Every day I see this “I’ve tried a few macaron recipes and am still getting hollows. Can someone please give me a recipe that works?!”. Why does this bother me? Macarons aren’t the easiest dessert to make. Anyone who’s tried can vouch for that. They take time, technique, and lots of experimenting to get right. The first thing you need to do is to decide if you want to make French or Italian macarons. Yes, there are now tons of other ways to make them, but those are the main two. I see a lot of people choose French because it seems like the easiest and fastest. That’s totally fine. The choice is yours! I make Italian macarons 98% of the time because they have given me the best results. Just don’t dive into making macarons (or anything else) because they look simple. And definitely don’t get into them if you don’t have the time or dedication to make some adjustments. I’ll be honest here, macarons are much more about the technique than the ingredients. With that said, yes, in baking anything you need to have the correct measurements and the ingredients need to work with one another. However, with macarons, so many other things come into play and matter just as much. So, long story short: please pick a recipe and work with it before just hopping from recipe to recipe. Below are 2 videos that will help tons in your macaron journey!
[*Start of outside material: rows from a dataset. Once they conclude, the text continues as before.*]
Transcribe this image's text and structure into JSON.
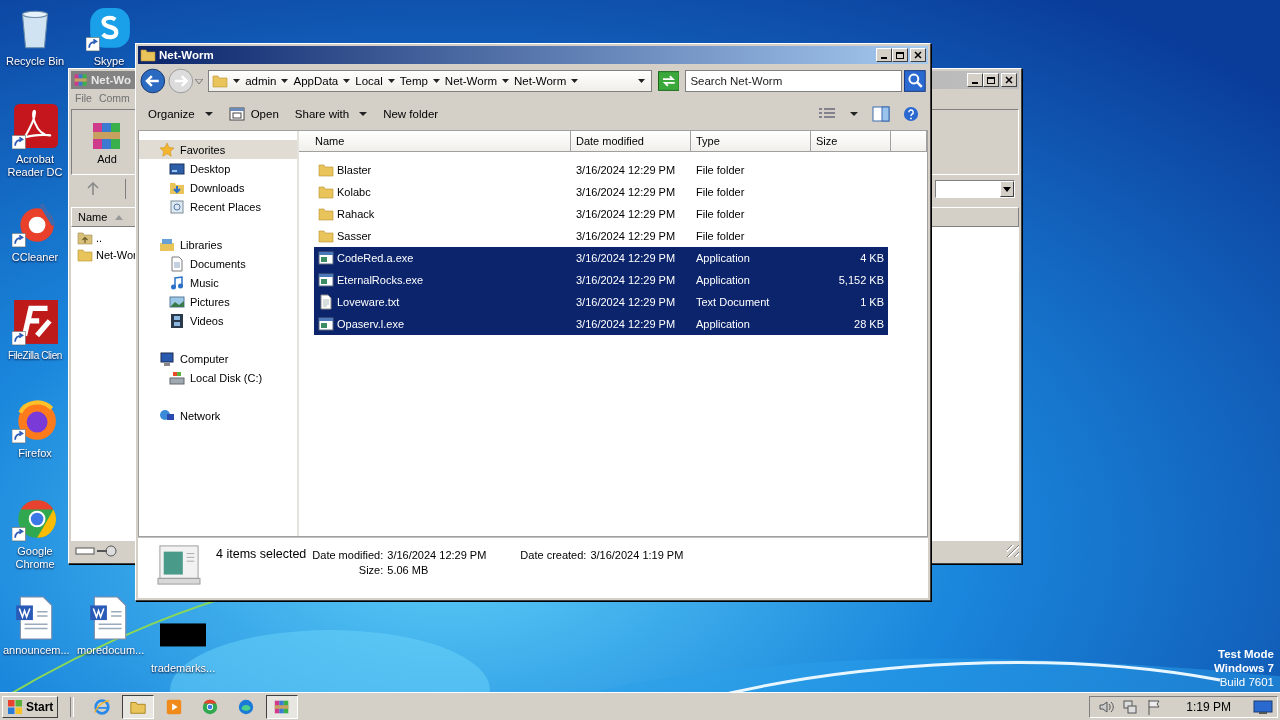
{
  "desktop": {
    "icons": [
      {
        "kind": "recycle-bin",
        "label": "Recycle Bin"
      },
      {
        "kind": "skype",
        "label": "Skype"
      },
      {
        "kind": "acrobat",
        "label": "Acrobat Reader DC"
      },
      {
        "kind": "ccleaner",
        "label": "CCleaner"
      },
      {
        "kind": "filezilla",
        "label": "FileZilla Clien"
      },
      {
        "kind": "firefox",
        "label": "Firefox"
      },
      {
        "kind": "chrome",
        "label": "Google Chrome"
      },
      {
        "kind": "word-doc",
        "label": "announcem..."
      },
      {
        "kind": "word-doc",
        "label": "moredocum..."
      },
      {
        "kind": "black-thumbnail",
        "label": "trademarks..."
      }
    ],
    "os_notice": [
      "Test Mode",
      "Windows 7",
      "Build 7601"
    ]
  },
  "background_window": {
    "title": "Net-Wo",
    "menu": [
      "File",
      "Comm"
    ],
    "toolbar": [
      "Add"
    ],
    "column": "Name",
    "rows": [
      {
        "name": "..",
        "kind": "up"
      },
      {
        "name": "Net-Wor",
        "kind": "folder"
      }
    ]
  },
  "explorer": {
    "title": "Net-Worm",
    "breadcrumb": [
      "admin",
      "AppData",
      "Local",
      "Temp",
      "Net-Worm",
      "Net-Worm"
    ],
    "search": {
      "placeholder": "Search Net-Worm"
    },
    "toolbar": [
      {
        "label": "Organize",
        "kind": "menu"
      },
      {
        "label": "Open",
        "kind": "open"
      },
      {
        "label": "Share with",
        "kind": "menu"
      },
      {
        "label": "New folder",
        "kind": "plain"
      }
    ],
    "nav": [
      {
        "label": "Favorites",
        "kind": "star",
        "selected": true,
        "children": [
          {
            "label": "Desktop",
            "kind": "desktop",
            "selected": false
          },
          {
            "label": "Downloads",
            "kind": "downloads",
            "selected": false
          },
          {
            "label": "Recent Places",
            "kind": "recent",
            "selected": false
          }
        ]
      },
      {
        "label": "Libraries",
        "kind": "libraries",
        "selected": false,
        "children": [
          {
            "label": "Documents",
            "kind": "documents",
            "selected": false
          },
          {
            "label": "Music",
            "kind": "music",
            "selected": false
          },
          {
            "label": "Pictures",
            "kind": "pictures",
            "selected": false
          },
          {
            "label": "Videos",
            "kind": "videos",
            "selected": false
          }
        ]
      },
      {
        "label": "Computer",
        "kind": "computer",
        "selected": false,
        "children": [
          {
            "label": "Local Disk (C:)",
            "kind": "disk",
            "selected": false
          }
        ]
      },
      {
        "label": "Network",
        "kind": "network",
        "selected": false
      }
    ],
    "columns": [
      "Name",
      "Date modified",
      "Type",
      "Size"
    ],
    "files": [
      {
        "name": "Blaster",
        "date": "3/16/2024 12:29 PM",
        "type": "File folder",
        "kind": "folder",
        "selected": false
      },
      {
        "name": "Kolabc",
        "date": "3/16/2024 12:29 PM",
        "type": "File folder",
        "kind": "folder",
        "selected": false
      },
      {
        "name": "Rahack",
        "date": "3/16/2024 12:29 PM",
        "type": "File folder",
        "kind": "folder",
        "selected": false
      },
      {
        "name": "Sasser",
        "date": "3/16/2024 12:29 PM",
        "type": "File folder",
        "kind": "folder",
        "selected": false
      },
      {
        "name": "CodeRed.a.exe",
        "date": "3/16/2024 12:29 PM",
        "type": "Application",
        "size": "4 KB",
        "kind": "exe",
        "selected": true
      },
      {
        "name": "EternalRocks.exe",
        "date": "3/16/2024 12:29 PM",
        "type": "Application",
        "size": "5,152 KB",
        "kind": "exe",
        "selected": true
      },
      {
        "name": "Loveware.txt",
        "date": "3/16/2024 12:29 PM",
        "type": "Text Document",
        "size": "1 KB",
        "kind": "txt",
        "selected": true
      },
      {
        "name": "Opaserv.l.exe",
        "date": "3/16/2024 12:29 PM",
        "type": "Application",
        "size": "28 KB",
        "kind": "exe",
        "selected": true
      }
    ],
    "details": {
      "summary": "4 items selected",
      "fields": [
        {
          "label": "Date modified:",
          "value": "3/16/2024 12:29 PM"
        },
        {
          "label": "Date created:",
          "value": "3/16/2024 1:19 PM"
        },
        {
          "label": "Size:",
          "value": "5.06 MB"
        }
      ]
    }
  },
  "taskbar": {
    "start": "Start",
    "apps": [
      {
        "kind": "ie",
        "active": false
      },
      {
        "kind": "explorer",
        "active": true
      },
      {
        "kind": "media-player",
        "active": false
      },
      {
        "kind": "chrome",
        "active": false
      },
      {
        "kind": "edge",
        "active": false
      },
      {
        "kind": "winrar",
        "active": true
      }
    ],
    "clock": "1:19 PM"
  }
}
Here are a few macaron tips and troubleshooting to consider when your macarons don’t come out exactly how you wanted.
Cracked shells: This usually happens when you didn’t let the shells form a skin before baking. I know some people bake right away without any issues, but it’s one of those things you just have to try. I have to let mine form a skin or they crack. It never fails.
Lopsided shells: This is one of those things that can be caused by a few things. The main culprit for me is oven hotspots. The right side of my oven tends to be hotter so occasionally a few of the shells on the right side of my pan with be slightly lopsided. I’ve also experienced lopsided shells because I let me shells dry for too long before baking. Another reason I run across often is not piping your shells out evenly. You should be holding your piping bag vertically and piping as even as possible.
Big ruffled/ blown out feet: When this happens to me it’s because my oven hasn’t completely preheated. It can also happen if you’re baking at too high of a temperature. This is the main reason that you should absolutely have an oven thermometer in place anytime you’re baking. Ovens fluctuate and can get crazy. Having the oven thermometer will definitely help no matter what you’re baking!
Hollow shells: Ok, here it is. The big one. I’m sure many of you scrolled past all the others just to get to this one 😉 That’s ok. It seems to be the biggest problem when making macarons. First, I’m going to upset a few people and say that maturing your macarons isn’t how everyone gets a full shell. It’s absolutely possible to bake macarons that are consistently full on the inside right out of the oven. It does take experimenting, but it’s 100% possible. Below are a few more of my BEST macaron tips and troubleshooting to help:
- Macaronage: When you’re folding your batter, work with different consistencies until you find what works best for you. In general, I know most people go to the “figure 8” stage (where the batter flows and you can drop it into a figure 8 pattern). For me, that doesn’t work at all. If I let my batter get that loose I always get hollows. I have to keep my batter pretty thick. Try some different consistencies and see which works best for you!
- Oven temperature: This is huge. The temperature and amount of time you bake your macarons matters so much. I’ve seen recipes that bake at 275F all the way to 350F, and I’ve seen baking times that range from 8 minutes all the way to 28 minutes. It’s very important the you try some different temperatures and times because it will be different for everyone. My sweet spot is 300F for 14 minutes. While my macarons are baking I check my oven thermometer a few times to make sure the temperature is staying as steady as possible. When I bake at a consistent 300F for 14 minutes, I can achieve full shells every time. Here’s a picture I took that shows just how important oven temperature is.
- Meringue stage: This is another thing I kinda go against the grain on, but it’s what works best for me after much experimenting. I only take my meringue to soft peaks (the peak will slightly flop over and won’t hold up or be stiff at all). Because I’ve made my meringue so many times, I know that as soon as my mixing bowl doesn’t feel warm anymore it’s ready. Again, I do make Italian macarons most of the time, so once I’ve poured the sugar syrup in I just place my hand on the side of the bowl every few minutes. Once it’s glossy and the bowl feels room temperature I turn off the mixer and start my macaronage. I used to take the whisk, flip it over, and check every time, but now I know when the bowl feels right, it’s ready. This just takes a lot of practice but you can do it!
To be honest that’s it! Macarons are temperamental and take practice for sure, but they’re worth it! And just for a little insight, the very first time I made macarons they came out perfect. I was so excited! The next 3 batches were utter fails. So my macaron journey started. It’s been over 2 years now and I am consistently baking full shells that I can count on every time. It has taken a lot of time, adjustments, some cussing and tears, but tons of smiles! No matter what, don’t ever give up! Stay creative and most of all, have fun!!